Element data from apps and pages
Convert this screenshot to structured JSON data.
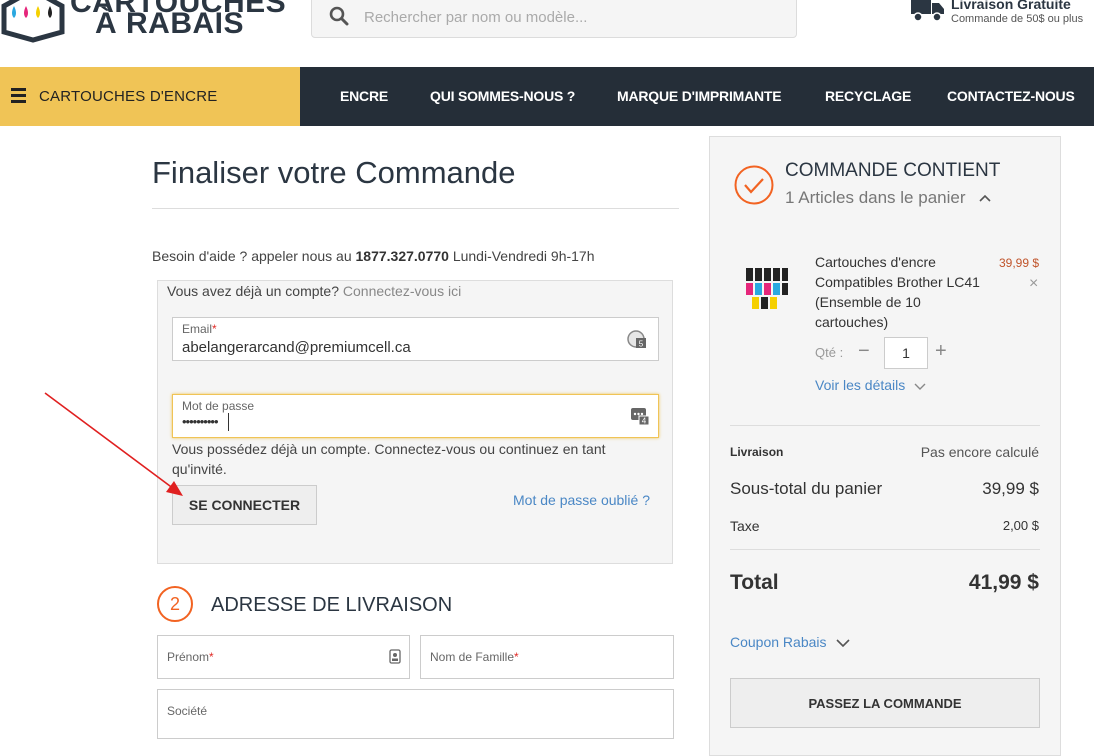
{
  "header": {
    "logo_line1": "CARTOUCHES",
    "logo_line2": "À RABAIS",
    "search_placeholder": "Rechercher par nom ou modèle...",
    "shipping_title": "Livraison Gratuite",
    "shipping_sub": "Commande de 50$ ou plus"
  },
  "nav": {
    "category_label": "CARTOUCHES D'ENCRE",
    "links": [
      "ENCRE",
      "QUI SOMMES-NOUS ?",
      "MARQUE D'IMPRIMANTE",
      "RECYCLAGE",
      "CONTACTEZ-NOUS"
    ]
  },
  "checkout": {
    "title": "Finaliser votre Commande",
    "help_prefix": "Besoin d'aide ? appeler nous au ",
    "help_phone": "1877.327.0770",
    "help_suffix": " Lundi-Vendredi 9h-17h",
    "login": {
      "question": "Vous avez déjà un compte? ",
      "question_link": "Connectez-vous ici",
      "email_label": "Email",
      "email_value": "abelangerarcand@premiumcell.ca",
      "password_label": "Mot de passe",
      "password_value": "••••••••••",
      "hint": "Vous possédez déjà un compte. Connectez-vous ou continuez en tant qu'invité.",
      "login_button": "SE CONNECTER",
      "forgot_link": "Mot de passe oublié ?"
    },
    "shipping_step": {
      "number": "2",
      "title": "ADRESSE DE LIVRAISON",
      "firstname_label": "Prénom",
      "lastname_label": "Nom de Famille",
      "company_label": "Société"
    }
  },
  "summary": {
    "title": "COMMANDE CONTIENT",
    "count": "1 Articles dans le panier",
    "item": {
      "name": "Cartouches d'encre Compatibles Brother LC41 (Ensemble de 10 cartouches)",
      "price": "39,99 $",
      "qty_label": "Qté :",
      "qty": "1",
      "details": "Voir les détails"
    },
    "shipping_label": "Livraison",
    "shipping_value": "Pas encore calculé",
    "subtotal_label": "Sous-total du panier",
    "subtotal_value": "39,99 $",
    "tax_label": "Taxe",
    "tax_value": "2,00 $",
    "total_label": "Total",
    "total_value": "41,99 $",
    "coupon": "Coupon Rabais",
    "order_button": "PASSEZ LA COMMANDE"
  },
  "colors": {
    "nav_bg": "#252e38",
    "category_bg": "#f0c456",
    "accent": "#f26322",
    "link": "#4a87c5",
    "annotation_arrow": "#e02020"
  }
}
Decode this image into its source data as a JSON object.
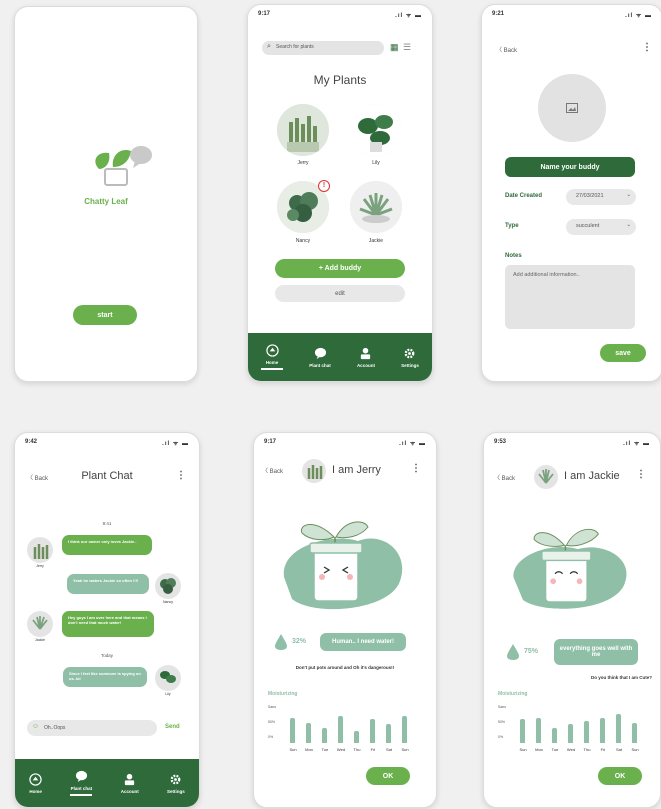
{
  "colors": {
    "primary_dark": "#2f6a3b",
    "primary": "#6ab04c",
    "sage": "#8fbfa7",
    "grey": "#e4e4e4"
  },
  "splash": {
    "app_name": "Chatty Leaf",
    "start_label": "start"
  },
  "myplants": {
    "time": "9:17",
    "search_placeholder": "Search for plants",
    "title": "My Plants",
    "plants": [
      {
        "name": "Jerry"
      },
      {
        "name": "Lily"
      },
      {
        "name": "Nancy"
      },
      {
        "name": "Jackie"
      }
    ],
    "alert": "!",
    "add_label": "+ Add buddy",
    "edit_label": "edit"
  },
  "nav": {
    "items": [
      "Home",
      "Plant chat",
      "Account",
      "Settings"
    ]
  },
  "addbuddy": {
    "time": "9:21",
    "back": "Back",
    "name_label": "Name your buddy",
    "date_label": "Date Created",
    "date_value": "27/03/2021",
    "type_label": "Type",
    "type_value": "succulent",
    "notes_label": "Notes",
    "notes_placeholder": "Add additional information..",
    "save_label": "save"
  },
  "chat": {
    "time": "9:42",
    "back": "Back",
    "title": "Plant Chat",
    "day1": "9:41",
    "day2": "Today",
    "messages": [
      {
        "text": "I think our owner only loves Jackie..",
        "who": "Jerry"
      },
      {
        "text": "Yeah he waters Jackie so often !!!!",
        "who": "Nancy"
      },
      {
        "text": "Hey guys I am over here and that means I don't need that much water!",
        "who": "Jackie"
      },
      {
        "text": "Since I feel like someone is spying on us..lol",
        "who": "Lily"
      }
    ],
    "input_value": "Oh..Oops",
    "send_label": "Send"
  },
  "jerry": {
    "time": "9:17",
    "back": "Back",
    "title": "I am Jerry",
    "percent": "32%",
    "message": "Human.. I need water!",
    "question": "Don't put pots around and Oh it's dangerous!!",
    "section": "Moisturizing",
    "ylabels": [
      "Sans",
      "50%",
      "0%"
    ],
    "days": [
      "Sun",
      "Mon",
      "Tue",
      "Wed",
      "Thu",
      "Fri",
      "Sat",
      "Sun"
    ],
    "values": [
      0.75,
      0.6,
      0.45,
      0.8,
      0.35,
      0.7,
      0.55,
      0.8
    ],
    "ok_label": "OK"
  },
  "jackie": {
    "time": "9:53",
    "back": "Back",
    "title": "I am Jackie",
    "percent": "75%",
    "message": "everything goes well with me",
    "question": "Do you think that I am Cute?",
    "section": "Moisturizing",
    "ylabels": [
      "Sans",
      "50%",
      "0%"
    ],
    "days": [
      "Sun",
      "Mon",
      "Tue",
      "Wed",
      "Thu",
      "Fri",
      "Sat",
      "Sun"
    ],
    "values": [
      0.7,
      0.75,
      0.45,
      0.55,
      0.65,
      0.75,
      0.85,
      0.6
    ],
    "ok_label": "OK"
  }
}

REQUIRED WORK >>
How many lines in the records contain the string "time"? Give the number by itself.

FINISHED EXERCISE >>
5